Practice lament (instead of complaining); it’s a spiritual practice for our time. Call upon God’s name and pour out your grief. Cry out your sin of racism. Weep the tears of loss and grief for all that has not been because of COVID-19.”Bishop Sally Dyck (italics, mine)
It is not for you to know the times, but you have received power, the Holy Spirit. And we are troubled, unsettled, confused, and most of us find many times we want to scream. But, instead, we complain. We blame. And we quench the Spirit, we choke off the Breath of the Spirit of the Living God! And it’s caught in our throats.
Jesus is all That I Need – How do we share the Gospel, the Good News to a world, a country, that so desperately needs to know, to recognize Jesus? How are we to go to the ends of the earth while we social distance and wear masks? How do we support and encourage – and lament! – and not complain? We can’t meet together in our church building as we used to right now. But we have eternity – we have all eternity! to gather around banqueting tables and commune and sing together.
Of course, we will meet together again in our church building. It is just not as soon as we would like. Still, we can be intentional now about our calling, discipleship, going out in the power of the Holy Spirit.
We die with Christ, but we also live with Christ. If you are alive, do you really live? Whoever has died is free from sin. Julian of Norwich also understood that sin is not a thing:

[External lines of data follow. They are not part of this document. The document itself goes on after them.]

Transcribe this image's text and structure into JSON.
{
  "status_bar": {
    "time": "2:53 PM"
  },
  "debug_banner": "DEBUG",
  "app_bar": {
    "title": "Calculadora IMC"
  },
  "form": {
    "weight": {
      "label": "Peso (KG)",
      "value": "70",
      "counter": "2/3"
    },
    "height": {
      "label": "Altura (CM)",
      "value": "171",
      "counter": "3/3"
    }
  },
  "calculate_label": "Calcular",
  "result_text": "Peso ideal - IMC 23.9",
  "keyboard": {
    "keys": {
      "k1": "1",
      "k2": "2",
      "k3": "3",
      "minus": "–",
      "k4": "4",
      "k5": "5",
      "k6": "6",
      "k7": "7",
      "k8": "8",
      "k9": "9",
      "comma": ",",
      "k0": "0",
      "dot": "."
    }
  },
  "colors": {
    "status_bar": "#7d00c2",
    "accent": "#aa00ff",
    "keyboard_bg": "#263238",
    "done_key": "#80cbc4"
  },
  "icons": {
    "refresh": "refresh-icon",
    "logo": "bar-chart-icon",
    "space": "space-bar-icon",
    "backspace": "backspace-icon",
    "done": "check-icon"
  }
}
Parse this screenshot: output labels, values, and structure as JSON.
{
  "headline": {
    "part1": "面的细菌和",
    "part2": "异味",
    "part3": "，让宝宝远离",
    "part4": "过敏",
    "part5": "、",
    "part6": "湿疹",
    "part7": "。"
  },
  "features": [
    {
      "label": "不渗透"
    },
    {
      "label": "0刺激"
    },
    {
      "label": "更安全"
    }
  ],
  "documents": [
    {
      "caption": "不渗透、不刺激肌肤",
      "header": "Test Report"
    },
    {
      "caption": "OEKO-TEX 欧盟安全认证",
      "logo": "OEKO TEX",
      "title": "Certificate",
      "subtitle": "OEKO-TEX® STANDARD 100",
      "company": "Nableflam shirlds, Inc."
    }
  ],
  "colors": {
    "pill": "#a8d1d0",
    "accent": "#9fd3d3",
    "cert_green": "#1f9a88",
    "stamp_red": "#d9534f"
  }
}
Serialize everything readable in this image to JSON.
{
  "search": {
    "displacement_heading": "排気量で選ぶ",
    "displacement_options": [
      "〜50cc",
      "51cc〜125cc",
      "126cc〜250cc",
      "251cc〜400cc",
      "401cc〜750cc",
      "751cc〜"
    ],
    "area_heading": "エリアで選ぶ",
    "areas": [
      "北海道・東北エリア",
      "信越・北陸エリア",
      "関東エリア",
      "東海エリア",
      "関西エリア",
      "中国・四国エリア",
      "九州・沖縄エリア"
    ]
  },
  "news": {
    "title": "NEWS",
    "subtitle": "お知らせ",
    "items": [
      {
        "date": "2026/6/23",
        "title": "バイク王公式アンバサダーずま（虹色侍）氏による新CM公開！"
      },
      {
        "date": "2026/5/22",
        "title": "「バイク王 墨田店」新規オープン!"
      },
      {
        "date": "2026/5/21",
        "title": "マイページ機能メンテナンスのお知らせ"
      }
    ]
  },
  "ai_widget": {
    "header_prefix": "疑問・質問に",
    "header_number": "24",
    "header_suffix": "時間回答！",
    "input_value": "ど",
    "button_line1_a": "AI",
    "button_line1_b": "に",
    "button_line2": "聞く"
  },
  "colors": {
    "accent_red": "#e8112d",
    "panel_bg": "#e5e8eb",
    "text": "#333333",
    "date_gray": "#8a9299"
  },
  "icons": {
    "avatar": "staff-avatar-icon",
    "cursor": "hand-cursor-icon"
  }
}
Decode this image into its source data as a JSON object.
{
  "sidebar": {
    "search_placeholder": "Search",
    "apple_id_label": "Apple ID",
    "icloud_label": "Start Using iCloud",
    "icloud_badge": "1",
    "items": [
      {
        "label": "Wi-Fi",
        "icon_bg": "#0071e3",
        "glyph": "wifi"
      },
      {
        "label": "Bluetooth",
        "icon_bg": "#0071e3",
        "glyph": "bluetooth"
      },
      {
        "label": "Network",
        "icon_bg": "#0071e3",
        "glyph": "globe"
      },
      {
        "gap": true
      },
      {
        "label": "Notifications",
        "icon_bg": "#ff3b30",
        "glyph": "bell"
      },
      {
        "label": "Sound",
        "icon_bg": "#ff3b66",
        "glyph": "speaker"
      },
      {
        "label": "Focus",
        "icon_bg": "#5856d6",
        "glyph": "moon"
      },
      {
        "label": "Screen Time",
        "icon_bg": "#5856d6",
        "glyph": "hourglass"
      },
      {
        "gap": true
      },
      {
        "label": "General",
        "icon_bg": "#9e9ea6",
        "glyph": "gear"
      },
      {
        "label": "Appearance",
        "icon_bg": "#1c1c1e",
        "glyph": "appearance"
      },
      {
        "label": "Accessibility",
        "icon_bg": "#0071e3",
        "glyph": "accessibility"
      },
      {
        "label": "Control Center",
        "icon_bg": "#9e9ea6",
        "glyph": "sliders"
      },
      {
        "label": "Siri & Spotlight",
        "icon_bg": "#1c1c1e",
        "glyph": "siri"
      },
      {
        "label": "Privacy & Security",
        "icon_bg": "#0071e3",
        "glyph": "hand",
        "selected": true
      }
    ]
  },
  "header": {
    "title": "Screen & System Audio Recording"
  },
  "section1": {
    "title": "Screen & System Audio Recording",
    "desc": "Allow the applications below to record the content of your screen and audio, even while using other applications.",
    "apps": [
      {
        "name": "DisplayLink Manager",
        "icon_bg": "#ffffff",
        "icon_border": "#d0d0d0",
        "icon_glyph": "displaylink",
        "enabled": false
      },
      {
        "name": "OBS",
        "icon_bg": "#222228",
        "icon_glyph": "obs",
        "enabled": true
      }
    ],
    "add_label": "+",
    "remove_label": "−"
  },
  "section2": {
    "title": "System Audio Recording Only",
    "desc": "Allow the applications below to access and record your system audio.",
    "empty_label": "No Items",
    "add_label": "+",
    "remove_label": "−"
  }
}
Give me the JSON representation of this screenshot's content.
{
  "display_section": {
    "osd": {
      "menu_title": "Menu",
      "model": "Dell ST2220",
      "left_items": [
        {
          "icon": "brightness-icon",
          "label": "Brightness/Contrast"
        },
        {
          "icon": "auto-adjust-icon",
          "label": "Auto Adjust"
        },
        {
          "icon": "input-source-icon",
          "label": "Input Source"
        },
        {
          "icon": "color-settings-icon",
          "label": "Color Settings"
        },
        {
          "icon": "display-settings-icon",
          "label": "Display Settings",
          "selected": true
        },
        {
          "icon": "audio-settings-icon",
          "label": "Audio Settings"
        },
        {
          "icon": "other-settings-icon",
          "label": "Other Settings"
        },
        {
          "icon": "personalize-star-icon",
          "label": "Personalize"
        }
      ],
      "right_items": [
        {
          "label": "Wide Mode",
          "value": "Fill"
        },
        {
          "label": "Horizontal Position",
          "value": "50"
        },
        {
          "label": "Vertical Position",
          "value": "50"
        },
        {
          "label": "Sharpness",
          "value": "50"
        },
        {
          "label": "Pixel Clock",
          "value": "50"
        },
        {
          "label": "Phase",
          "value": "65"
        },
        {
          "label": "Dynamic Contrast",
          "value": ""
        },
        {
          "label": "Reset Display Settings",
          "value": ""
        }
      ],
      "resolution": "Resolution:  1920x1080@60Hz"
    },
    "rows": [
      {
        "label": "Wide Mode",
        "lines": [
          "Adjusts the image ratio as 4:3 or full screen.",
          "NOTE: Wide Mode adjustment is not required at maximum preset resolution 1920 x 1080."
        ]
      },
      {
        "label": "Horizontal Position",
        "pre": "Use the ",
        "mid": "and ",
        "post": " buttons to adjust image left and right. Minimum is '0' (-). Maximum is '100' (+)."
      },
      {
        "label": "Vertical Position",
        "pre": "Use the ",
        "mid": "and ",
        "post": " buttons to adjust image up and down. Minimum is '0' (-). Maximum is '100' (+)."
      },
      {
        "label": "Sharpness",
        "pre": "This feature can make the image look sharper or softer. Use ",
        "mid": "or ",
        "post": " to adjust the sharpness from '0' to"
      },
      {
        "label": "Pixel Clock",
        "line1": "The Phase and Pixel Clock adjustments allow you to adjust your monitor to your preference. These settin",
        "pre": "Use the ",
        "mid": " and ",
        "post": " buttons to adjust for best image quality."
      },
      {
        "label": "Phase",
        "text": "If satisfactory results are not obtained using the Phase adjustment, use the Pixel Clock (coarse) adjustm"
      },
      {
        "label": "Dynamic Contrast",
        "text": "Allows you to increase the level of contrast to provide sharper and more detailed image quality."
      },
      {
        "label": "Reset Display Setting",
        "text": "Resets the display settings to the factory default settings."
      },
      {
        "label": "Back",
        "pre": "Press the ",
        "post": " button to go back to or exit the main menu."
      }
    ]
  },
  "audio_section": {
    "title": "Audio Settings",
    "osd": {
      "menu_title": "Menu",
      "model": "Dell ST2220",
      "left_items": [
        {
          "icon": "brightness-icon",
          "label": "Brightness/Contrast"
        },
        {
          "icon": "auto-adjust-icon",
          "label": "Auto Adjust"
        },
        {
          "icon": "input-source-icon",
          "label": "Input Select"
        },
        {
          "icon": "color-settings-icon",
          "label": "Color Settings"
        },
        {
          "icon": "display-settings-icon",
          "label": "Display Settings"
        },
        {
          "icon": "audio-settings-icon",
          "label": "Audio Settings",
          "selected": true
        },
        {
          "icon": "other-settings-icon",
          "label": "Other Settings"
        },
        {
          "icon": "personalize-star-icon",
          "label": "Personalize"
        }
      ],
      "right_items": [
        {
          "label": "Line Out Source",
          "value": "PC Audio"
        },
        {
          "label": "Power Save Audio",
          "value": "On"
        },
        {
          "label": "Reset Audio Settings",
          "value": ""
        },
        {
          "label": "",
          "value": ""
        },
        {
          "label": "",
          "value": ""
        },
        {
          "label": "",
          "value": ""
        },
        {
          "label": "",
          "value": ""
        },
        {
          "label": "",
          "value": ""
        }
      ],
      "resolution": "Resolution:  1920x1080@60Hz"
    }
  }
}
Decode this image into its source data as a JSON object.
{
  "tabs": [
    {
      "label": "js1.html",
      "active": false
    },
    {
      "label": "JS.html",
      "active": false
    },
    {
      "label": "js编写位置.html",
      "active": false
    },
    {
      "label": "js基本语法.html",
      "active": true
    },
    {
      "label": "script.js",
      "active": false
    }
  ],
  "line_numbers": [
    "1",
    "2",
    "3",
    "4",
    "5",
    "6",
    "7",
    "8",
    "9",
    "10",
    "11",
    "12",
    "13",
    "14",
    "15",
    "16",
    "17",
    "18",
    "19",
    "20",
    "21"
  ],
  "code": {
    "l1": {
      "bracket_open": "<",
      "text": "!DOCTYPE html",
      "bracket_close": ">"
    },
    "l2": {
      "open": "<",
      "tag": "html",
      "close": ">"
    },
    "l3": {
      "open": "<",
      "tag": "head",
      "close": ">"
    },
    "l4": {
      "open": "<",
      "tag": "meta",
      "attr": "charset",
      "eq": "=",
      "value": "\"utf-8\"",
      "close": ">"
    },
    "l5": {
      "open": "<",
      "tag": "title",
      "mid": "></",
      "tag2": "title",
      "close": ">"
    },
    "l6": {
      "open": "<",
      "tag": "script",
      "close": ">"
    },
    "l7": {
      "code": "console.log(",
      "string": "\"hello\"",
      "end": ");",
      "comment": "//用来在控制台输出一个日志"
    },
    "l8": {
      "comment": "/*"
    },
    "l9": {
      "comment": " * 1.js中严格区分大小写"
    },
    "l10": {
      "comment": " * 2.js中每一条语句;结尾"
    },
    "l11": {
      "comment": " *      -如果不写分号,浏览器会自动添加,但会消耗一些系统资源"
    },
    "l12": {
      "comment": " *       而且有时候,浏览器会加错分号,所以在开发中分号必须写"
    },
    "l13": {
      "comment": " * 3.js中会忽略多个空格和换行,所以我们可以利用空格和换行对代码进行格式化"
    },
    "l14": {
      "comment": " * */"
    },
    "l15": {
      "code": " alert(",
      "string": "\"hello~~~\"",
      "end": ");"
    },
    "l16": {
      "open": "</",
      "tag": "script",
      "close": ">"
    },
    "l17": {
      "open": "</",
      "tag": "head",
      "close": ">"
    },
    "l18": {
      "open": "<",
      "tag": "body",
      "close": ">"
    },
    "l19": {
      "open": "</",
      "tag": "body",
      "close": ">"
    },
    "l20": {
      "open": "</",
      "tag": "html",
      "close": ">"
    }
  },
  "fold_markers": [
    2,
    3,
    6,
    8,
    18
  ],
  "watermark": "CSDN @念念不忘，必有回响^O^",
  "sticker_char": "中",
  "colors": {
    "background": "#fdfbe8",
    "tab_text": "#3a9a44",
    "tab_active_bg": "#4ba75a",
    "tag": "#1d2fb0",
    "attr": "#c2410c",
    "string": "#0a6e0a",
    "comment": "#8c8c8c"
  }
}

“it has no manner of essence nor portion of being, nor can it be known except by the pain that is caused by it. And this pain, it is something for a time, as I see it, because it purges and forces us to know ourselves and ask for mercy. But the Passion of our Lord is comfort for us against all this, and so is His blessed will.”Julian of Norwich, Revelations of Divine Love, p65.
We know sin by its effects. That is, we are able to see or detect sin by the evil, the pain and suffering that is produced by it – always out of broken relationships: with God, with each other – with our black and brown brothers and sisters, with all creation.
And we also live with Christ. We know the effects of sin through the injustices done, the pain of entire people groups who suffer systemic injustice. And, we have received the power of the Spirit to help makes these things right.
Can you envision Christ as our Black Mother? Can you see Jesus’ gaze fall on our brothers and sisters, Christ our Black Mother Who may wonder why many of their white sisters and brothers say nothing, do nothing to be righteousness in their world.
In the email I sent yesterday, I included links and resources put out by the Upper Room. I will include those again in today’s sermon post. But we do this together. And one way we can suss out, is to discover our unique Discipleship pathway as it relates to our time, our situation in the kin-dom on earth, now. Join us afterward in the zoom coffee hour following the service. Gather together a few in a group chat, or in a backyard. Make a plan. Hit the target.
Be a witness of Jesus our Black Mother, Jesus’ great Love – to the ends of the earth.